#### [WHAT YOU ARE ASKED TO DO]
For the records that follow, give the number of lines containing the word "Settings", with no added text.

─── RECORDS FOR THIS TASK ───

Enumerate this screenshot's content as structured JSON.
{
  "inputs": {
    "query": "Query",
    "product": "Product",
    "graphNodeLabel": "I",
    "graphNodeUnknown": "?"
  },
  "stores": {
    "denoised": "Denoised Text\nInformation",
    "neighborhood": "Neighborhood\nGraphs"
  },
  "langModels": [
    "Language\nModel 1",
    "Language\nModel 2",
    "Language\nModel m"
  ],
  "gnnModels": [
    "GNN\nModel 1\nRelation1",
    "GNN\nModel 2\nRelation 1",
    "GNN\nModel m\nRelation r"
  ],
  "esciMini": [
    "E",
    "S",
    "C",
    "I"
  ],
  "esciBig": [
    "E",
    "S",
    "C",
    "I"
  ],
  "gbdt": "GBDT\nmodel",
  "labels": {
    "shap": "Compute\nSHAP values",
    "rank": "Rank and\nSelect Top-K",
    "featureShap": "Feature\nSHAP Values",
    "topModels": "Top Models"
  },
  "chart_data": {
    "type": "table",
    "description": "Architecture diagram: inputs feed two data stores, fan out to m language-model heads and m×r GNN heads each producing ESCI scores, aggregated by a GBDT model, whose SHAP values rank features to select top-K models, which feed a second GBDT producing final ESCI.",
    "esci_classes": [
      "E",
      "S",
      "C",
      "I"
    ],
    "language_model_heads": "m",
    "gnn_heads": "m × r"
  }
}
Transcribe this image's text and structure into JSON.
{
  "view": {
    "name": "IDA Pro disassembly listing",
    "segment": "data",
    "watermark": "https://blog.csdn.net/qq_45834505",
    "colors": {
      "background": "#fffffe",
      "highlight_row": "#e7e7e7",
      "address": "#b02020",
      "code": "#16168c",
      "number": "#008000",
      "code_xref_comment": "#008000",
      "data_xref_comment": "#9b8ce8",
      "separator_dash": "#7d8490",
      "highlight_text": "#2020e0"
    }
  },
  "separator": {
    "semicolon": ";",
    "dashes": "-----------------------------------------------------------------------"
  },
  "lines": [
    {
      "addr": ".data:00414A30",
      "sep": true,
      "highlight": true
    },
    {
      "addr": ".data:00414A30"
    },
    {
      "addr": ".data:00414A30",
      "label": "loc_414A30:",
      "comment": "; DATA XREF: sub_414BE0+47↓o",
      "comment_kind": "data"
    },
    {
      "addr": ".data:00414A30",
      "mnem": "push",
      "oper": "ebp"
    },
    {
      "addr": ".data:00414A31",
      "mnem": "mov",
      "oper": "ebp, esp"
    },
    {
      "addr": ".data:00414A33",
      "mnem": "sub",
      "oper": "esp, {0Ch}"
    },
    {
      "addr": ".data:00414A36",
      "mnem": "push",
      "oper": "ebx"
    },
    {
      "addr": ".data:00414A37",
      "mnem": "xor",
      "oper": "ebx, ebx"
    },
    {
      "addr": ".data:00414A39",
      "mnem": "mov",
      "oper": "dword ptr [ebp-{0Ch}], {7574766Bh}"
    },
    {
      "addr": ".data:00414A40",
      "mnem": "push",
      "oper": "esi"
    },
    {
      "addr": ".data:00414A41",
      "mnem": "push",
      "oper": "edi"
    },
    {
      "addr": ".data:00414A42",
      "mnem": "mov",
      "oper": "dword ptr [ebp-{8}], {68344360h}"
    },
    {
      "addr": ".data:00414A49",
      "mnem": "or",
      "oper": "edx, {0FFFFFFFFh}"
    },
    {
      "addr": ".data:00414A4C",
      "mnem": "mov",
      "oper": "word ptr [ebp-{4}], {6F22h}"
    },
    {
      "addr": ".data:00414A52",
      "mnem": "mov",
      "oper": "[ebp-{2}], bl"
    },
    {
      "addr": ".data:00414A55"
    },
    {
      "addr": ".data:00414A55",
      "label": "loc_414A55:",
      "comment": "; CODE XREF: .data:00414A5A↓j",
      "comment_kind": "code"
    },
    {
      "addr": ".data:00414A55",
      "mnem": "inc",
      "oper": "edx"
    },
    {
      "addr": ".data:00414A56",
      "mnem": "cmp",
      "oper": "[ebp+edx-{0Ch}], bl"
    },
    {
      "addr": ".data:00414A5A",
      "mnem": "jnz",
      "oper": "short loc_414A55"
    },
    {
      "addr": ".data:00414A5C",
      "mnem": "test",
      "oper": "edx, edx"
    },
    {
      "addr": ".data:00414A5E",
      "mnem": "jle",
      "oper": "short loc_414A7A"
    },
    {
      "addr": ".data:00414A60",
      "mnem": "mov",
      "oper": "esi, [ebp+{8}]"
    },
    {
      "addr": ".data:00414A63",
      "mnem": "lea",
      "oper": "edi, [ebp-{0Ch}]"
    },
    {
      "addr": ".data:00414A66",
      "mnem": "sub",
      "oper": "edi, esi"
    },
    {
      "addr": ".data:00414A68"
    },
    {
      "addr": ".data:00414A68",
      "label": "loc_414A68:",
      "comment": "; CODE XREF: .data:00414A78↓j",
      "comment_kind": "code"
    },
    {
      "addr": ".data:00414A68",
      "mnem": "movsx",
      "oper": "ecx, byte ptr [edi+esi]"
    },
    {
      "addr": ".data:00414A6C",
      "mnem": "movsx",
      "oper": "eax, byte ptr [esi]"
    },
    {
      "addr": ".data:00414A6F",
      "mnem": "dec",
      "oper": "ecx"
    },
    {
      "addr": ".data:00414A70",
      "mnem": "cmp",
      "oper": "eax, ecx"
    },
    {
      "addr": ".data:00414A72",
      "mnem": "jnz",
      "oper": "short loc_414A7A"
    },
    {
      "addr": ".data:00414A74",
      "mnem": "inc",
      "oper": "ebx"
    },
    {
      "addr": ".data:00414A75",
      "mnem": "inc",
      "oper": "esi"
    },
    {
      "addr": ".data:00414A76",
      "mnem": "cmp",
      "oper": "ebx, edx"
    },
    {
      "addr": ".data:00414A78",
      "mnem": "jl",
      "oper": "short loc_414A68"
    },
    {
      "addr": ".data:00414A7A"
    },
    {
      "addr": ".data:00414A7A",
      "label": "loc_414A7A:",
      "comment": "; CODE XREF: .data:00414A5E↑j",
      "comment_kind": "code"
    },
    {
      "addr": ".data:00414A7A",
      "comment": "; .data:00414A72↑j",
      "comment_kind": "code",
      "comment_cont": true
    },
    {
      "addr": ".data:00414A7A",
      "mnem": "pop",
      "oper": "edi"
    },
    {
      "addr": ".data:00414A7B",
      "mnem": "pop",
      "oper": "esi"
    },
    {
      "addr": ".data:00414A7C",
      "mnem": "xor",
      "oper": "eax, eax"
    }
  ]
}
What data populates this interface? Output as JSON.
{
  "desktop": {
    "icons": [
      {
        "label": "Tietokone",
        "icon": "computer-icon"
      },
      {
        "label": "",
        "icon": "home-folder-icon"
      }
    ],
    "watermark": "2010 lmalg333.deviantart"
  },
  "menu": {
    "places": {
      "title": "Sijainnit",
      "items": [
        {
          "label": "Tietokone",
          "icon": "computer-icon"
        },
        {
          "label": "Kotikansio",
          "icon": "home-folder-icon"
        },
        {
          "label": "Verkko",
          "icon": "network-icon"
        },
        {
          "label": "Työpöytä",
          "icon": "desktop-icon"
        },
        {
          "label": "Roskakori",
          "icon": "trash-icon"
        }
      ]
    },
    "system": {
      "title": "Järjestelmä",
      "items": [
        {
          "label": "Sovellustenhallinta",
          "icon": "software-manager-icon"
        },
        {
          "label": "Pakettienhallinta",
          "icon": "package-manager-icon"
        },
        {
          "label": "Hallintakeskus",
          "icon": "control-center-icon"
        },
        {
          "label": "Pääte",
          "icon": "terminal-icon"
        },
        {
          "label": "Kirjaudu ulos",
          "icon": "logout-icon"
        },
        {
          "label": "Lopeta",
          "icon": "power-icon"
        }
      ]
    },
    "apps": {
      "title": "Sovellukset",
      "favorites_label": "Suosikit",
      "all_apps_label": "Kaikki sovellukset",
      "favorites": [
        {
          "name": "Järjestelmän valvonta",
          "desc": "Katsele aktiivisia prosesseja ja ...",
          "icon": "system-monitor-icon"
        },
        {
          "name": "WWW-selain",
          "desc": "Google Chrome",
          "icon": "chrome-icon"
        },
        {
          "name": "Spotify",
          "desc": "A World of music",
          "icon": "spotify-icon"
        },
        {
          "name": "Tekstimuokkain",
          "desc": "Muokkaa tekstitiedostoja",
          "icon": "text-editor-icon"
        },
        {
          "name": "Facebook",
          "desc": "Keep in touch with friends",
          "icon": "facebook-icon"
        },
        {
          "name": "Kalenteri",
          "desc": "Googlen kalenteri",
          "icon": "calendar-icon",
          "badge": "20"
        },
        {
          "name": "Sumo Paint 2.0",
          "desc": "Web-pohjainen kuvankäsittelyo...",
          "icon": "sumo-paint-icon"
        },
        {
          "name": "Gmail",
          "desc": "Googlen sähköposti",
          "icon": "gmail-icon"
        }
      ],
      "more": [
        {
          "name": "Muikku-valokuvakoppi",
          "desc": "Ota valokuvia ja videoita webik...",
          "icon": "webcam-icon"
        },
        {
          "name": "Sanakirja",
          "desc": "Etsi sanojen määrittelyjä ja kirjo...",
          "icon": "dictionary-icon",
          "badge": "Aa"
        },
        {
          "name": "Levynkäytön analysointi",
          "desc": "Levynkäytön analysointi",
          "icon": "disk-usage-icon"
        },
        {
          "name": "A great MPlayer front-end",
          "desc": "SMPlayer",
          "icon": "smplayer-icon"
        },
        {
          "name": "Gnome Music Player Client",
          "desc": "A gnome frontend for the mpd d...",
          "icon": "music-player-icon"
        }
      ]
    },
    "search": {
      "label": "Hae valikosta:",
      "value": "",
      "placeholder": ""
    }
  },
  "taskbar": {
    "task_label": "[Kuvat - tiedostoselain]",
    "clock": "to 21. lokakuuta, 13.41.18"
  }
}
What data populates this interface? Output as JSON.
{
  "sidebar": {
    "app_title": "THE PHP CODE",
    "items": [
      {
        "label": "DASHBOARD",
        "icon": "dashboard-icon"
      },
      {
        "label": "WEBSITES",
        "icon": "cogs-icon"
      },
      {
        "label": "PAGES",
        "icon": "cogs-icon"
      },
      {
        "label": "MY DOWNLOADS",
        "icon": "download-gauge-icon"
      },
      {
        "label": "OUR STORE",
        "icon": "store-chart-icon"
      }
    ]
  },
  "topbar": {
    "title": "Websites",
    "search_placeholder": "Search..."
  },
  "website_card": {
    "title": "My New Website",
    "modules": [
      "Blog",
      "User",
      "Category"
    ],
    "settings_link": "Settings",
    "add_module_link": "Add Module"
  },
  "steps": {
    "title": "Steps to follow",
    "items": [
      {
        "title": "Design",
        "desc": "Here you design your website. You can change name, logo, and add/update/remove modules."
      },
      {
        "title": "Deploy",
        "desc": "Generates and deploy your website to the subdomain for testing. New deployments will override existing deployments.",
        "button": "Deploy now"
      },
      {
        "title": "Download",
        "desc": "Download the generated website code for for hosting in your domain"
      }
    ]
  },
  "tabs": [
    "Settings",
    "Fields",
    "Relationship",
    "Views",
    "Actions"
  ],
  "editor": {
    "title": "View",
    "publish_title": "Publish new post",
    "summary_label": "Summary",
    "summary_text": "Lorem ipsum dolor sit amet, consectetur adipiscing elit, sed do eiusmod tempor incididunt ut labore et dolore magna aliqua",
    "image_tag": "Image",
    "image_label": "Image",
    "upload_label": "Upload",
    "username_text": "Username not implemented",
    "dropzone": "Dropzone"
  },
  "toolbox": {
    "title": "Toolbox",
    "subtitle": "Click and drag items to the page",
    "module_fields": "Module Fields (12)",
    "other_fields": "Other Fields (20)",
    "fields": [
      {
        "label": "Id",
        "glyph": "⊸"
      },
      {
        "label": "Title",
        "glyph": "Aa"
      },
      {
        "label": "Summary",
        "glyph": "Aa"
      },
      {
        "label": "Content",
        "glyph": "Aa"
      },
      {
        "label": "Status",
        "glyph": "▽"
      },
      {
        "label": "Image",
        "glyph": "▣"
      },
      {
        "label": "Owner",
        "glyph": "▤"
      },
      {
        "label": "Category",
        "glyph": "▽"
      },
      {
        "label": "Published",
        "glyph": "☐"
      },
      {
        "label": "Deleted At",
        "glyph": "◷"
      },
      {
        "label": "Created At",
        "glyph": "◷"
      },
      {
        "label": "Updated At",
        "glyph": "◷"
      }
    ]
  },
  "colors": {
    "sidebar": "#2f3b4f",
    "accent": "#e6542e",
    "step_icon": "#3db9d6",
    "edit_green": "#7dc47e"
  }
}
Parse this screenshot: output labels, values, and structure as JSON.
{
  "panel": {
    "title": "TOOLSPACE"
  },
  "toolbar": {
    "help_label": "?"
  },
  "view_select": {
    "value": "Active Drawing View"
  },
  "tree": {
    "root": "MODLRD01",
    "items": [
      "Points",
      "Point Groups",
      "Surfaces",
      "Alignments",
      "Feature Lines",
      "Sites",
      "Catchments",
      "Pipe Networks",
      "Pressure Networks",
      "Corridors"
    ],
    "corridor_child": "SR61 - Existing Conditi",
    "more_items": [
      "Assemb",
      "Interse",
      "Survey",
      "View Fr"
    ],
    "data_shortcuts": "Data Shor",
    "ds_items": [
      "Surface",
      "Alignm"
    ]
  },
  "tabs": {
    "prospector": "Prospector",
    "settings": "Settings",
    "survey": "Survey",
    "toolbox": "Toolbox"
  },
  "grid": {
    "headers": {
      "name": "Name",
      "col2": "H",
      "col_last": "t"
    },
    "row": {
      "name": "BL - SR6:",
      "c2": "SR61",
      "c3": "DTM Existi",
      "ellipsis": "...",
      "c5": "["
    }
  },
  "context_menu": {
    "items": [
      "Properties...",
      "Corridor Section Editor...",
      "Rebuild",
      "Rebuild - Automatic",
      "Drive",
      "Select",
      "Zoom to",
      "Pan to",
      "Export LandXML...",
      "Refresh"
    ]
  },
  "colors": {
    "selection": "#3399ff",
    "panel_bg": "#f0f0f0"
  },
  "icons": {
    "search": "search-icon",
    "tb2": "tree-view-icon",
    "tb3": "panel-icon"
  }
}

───

#### [YOUR RESPONSE]
3